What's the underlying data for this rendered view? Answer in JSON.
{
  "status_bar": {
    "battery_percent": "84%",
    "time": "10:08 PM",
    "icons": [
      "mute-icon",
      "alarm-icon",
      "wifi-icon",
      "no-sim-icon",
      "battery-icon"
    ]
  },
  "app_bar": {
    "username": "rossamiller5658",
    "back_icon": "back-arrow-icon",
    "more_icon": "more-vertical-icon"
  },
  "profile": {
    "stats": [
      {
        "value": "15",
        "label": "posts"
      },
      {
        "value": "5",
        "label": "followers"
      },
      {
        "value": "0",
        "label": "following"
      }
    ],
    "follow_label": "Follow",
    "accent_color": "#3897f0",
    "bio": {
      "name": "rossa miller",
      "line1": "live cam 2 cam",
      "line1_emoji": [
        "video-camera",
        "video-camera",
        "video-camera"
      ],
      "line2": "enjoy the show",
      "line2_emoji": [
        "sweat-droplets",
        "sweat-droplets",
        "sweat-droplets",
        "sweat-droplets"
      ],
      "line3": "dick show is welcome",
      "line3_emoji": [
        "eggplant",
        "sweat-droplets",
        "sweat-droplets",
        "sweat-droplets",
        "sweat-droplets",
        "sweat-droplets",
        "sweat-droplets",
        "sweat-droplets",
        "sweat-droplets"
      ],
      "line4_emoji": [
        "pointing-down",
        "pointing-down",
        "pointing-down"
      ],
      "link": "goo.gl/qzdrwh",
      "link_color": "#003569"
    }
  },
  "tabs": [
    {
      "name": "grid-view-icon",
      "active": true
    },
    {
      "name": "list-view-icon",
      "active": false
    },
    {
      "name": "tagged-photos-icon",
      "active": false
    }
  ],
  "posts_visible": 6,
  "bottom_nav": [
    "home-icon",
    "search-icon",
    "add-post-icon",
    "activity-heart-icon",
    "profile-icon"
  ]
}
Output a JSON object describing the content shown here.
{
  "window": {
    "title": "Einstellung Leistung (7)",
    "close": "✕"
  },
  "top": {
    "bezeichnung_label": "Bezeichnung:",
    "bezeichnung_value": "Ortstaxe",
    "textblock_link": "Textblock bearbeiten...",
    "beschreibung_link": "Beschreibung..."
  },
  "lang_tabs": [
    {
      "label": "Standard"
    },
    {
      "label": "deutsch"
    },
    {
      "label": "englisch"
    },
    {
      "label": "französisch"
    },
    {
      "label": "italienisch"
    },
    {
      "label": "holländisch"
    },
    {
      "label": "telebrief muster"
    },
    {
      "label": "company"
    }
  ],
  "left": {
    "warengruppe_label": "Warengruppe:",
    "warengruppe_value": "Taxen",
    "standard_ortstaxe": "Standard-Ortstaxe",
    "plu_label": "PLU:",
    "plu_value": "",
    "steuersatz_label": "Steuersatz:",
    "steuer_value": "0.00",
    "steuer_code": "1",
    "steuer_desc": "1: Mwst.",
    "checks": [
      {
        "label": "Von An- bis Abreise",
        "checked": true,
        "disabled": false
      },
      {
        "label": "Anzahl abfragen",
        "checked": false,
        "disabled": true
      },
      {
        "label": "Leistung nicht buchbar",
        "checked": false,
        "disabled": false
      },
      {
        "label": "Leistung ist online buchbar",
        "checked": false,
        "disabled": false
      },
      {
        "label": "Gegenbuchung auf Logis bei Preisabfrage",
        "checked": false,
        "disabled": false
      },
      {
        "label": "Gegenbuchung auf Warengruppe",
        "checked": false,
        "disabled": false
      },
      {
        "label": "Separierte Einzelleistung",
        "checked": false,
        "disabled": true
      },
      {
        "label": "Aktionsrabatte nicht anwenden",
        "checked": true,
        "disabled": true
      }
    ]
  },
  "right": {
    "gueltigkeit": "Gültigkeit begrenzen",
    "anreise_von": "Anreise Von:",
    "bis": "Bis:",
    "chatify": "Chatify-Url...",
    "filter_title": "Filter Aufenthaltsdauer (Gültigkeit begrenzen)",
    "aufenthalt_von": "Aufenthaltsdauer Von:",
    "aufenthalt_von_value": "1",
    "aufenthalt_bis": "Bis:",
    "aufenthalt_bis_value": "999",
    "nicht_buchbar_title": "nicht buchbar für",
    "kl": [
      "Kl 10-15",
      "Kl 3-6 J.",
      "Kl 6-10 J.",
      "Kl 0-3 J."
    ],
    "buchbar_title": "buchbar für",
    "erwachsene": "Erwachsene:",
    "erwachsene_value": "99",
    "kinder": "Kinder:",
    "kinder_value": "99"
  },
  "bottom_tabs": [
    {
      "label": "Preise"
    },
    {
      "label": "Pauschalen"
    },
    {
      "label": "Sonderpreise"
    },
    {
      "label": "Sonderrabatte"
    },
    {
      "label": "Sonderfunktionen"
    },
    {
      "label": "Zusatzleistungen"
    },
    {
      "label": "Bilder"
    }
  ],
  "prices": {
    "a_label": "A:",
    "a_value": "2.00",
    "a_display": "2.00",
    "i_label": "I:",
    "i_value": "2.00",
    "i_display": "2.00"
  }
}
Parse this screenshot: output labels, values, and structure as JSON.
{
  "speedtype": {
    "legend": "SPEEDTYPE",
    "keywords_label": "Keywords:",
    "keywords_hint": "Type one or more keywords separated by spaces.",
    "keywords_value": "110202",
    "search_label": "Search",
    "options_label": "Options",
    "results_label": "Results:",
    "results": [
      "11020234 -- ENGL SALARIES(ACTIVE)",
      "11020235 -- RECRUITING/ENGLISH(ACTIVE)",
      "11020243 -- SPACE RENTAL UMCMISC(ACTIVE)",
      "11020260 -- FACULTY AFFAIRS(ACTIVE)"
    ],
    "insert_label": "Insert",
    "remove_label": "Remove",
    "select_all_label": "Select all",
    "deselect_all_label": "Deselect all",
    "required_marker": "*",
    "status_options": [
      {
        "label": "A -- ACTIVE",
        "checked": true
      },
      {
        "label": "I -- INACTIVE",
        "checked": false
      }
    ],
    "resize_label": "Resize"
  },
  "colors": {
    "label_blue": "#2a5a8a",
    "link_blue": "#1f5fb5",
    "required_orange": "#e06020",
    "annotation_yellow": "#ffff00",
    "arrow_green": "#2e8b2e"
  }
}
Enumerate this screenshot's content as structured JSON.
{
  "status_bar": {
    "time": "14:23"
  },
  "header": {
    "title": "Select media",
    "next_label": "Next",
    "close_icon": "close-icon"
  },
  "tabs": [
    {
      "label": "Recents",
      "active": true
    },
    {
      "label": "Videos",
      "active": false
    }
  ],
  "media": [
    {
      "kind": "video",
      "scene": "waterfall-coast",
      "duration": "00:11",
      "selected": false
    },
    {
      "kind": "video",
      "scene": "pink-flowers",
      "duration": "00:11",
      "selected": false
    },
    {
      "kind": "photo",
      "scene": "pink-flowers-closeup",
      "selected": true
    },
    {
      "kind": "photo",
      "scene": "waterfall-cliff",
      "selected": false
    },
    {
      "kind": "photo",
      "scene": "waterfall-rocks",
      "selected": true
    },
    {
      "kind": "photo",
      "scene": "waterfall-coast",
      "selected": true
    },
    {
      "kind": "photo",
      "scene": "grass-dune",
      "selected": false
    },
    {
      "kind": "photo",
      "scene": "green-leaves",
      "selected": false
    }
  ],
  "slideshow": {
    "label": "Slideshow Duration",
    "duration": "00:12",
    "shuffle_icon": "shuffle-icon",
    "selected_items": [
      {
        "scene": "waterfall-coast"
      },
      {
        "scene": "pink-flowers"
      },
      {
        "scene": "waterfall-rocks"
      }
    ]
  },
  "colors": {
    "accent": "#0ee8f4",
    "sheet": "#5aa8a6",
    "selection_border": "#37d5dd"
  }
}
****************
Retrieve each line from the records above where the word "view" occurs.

What's the underlying data for this rendered view? Answer in JSON.
      "name": "grid-view-icon",
      "name": "list-view-icon",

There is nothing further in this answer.